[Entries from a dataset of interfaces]

BEGIN

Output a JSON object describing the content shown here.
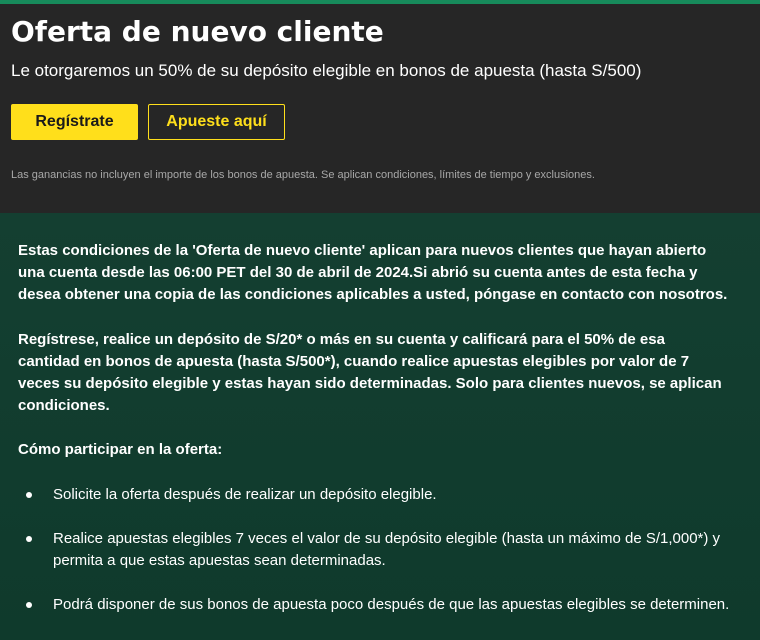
{
  "hero": {
    "title": "Oferta de nuevo cliente",
    "subtitle": "Le otorgaremos un 50% de su depósito elegible en bonos de apuesta (hasta S/500)",
    "register_label": "Regístrate",
    "bet_label": "Apueste aquí",
    "disclaimer": "Las ganancias no incluyen el importe de los bonos de apuesta. Se aplican condiciones, límites de tiempo y exclusiones."
  },
  "terms": {
    "paragraph1": "Estas condiciones de la 'Oferta de nuevo cliente' aplican para nuevos clientes que hayan abierto una cuenta desde las 06:00 PET del 30 de abril de 2024.Si abrió su cuenta antes de esta fecha y desea obtener una copia de las condiciones aplicables a usted, póngase en contacto con nosotros.",
    "paragraph2": "Regístrese, realice un depósito de S/20* o más en su cuenta y calificará para el 50% de esa cantidad en bonos de apuesta (hasta S/500*), cuando realice apuestas elegibles por valor de 7 veces su depósito elegible y estas hayan sido determinadas. Solo para clientes nuevos, se aplican condiciones.",
    "how_title": "Cómo participar en la oferta:",
    "steps": [
      "Solicite la oferta después de realizar un depósito elegible.",
      "Realice apuestas elegibles 7 veces el valor de su depósito elegible (hasta un máximo de S/1,000*) y permita a que estas apuestas sean determinadas.",
      "Podrá disponer de sus bonos de apuesta poco después de que las apuestas elegibles se determinen."
    ]
  },
  "colors": {
    "accent": "#ffdf1b",
    "hero_bg": "#262626",
    "terms_bg": "#0f3a2c",
    "top_bar": "#178a5b"
  }
}
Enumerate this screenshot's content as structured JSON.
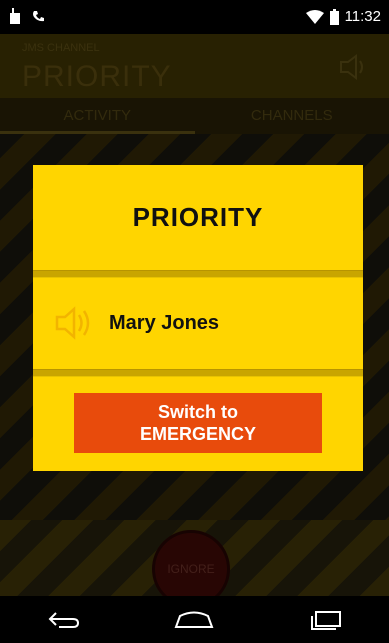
{
  "status_bar": {
    "time": "11:32",
    "icons": [
      "notification-icon",
      "voicemail-icon",
      "wifi-icon",
      "battery-icon"
    ]
  },
  "app": {
    "subtitle": "JMS CHANNEL",
    "title": "PRIORITY",
    "tabs": [
      {
        "label": "ACTIVITY"
      },
      {
        "label": "CHANNELS"
      }
    ],
    "ignore_label": "IGNORE"
  },
  "dialog": {
    "title": "PRIORITY",
    "caller_name": "Mary Jones",
    "switch_line1": "Switch to",
    "switch_line2": "EMERGENCY"
  },
  "colors": {
    "dialog_bg": "#ffd500",
    "switch_button": "#e84b0c",
    "speaker_icon": "#f2b400"
  },
  "nav_bar": {
    "icons": [
      "back-icon",
      "home-icon",
      "recents-icon"
    ]
  }
}
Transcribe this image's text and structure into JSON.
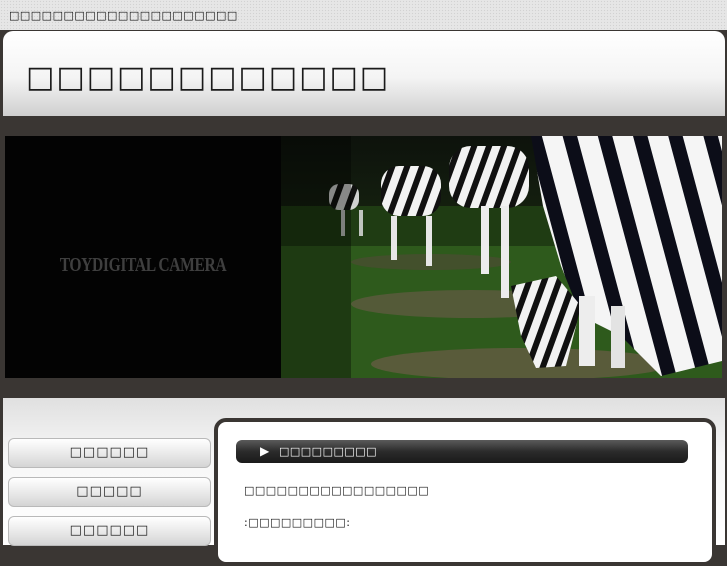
{
  "header": {
    "tagline": "□□□□□□□□□□□□□□□□□□□□□",
    "site_title": "□□□□□□□□□□□□"
  },
  "hero": {
    "logo_text": "TOYDIGITAL CAMERA",
    "photo": "zebra-figurines-on-grass"
  },
  "nav": {
    "items": [
      {
        "label": "□□□□□□"
      },
      {
        "label": "□□□□□"
      },
      {
        "label": "□□□□□□"
      }
    ]
  },
  "content": {
    "section_arrow": "▶",
    "section_title": "□□□□□□□□□",
    "line1": "□□□□□□□□□□□□□□□□□",
    "line2": ":□□□□□□□□□:"
  },
  "colors": {
    "frame": "#3a3633",
    "section_bar": "#2b2b2b",
    "hero_left": "#030303"
  }
}
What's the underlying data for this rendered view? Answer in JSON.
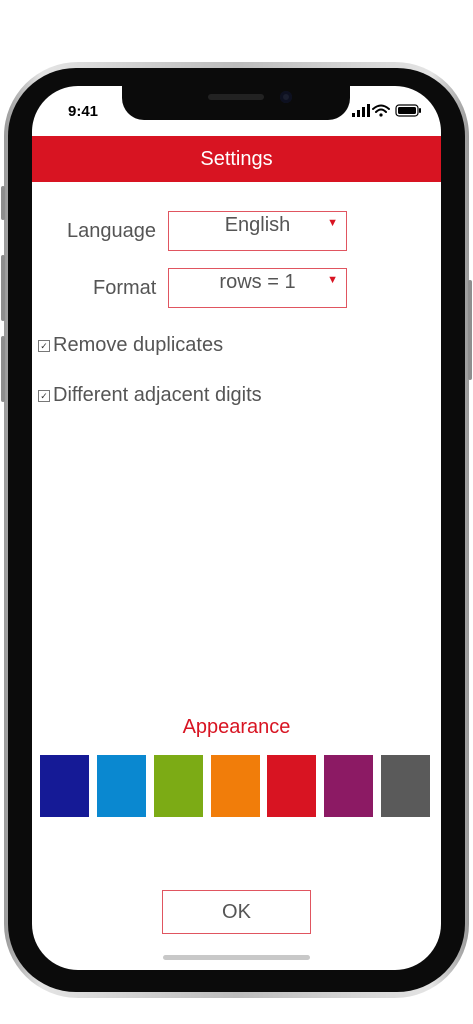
{
  "status_bar": {
    "time": "9:41"
  },
  "header": {
    "title": "Settings"
  },
  "language": {
    "label": "Language",
    "value": "English"
  },
  "format": {
    "label": "Format",
    "value": "rows = 1"
  },
  "options": [
    {
      "label": "Remove duplicates",
      "checked": true
    },
    {
      "label": "Different adjacent digits",
      "checked": true
    }
  ],
  "checkbox_glyph": "☑",
  "dropdown_arrow": "▼",
  "appearance": {
    "title": "Appearance",
    "colors": [
      "#151a96",
      "#0a88d0",
      "#7cab15",
      "#f17d0a",
      "#d81422",
      "#8c1a64",
      "#5a5a5a"
    ]
  },
  "ok_label": "OK"
}
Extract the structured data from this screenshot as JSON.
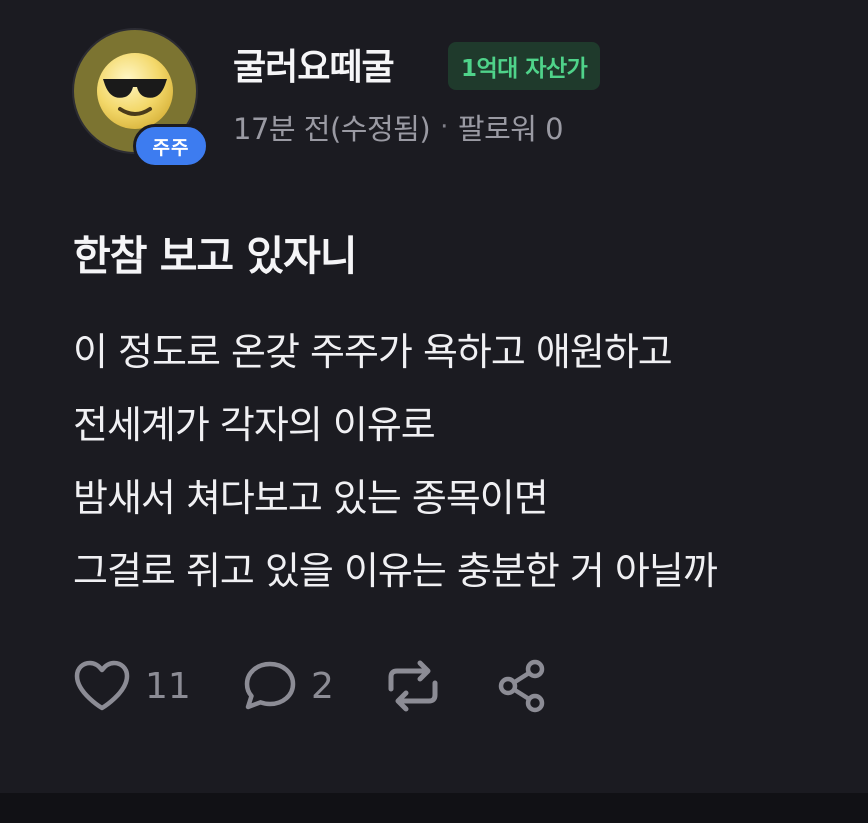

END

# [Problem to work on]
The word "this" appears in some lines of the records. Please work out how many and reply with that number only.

# [Task response]
4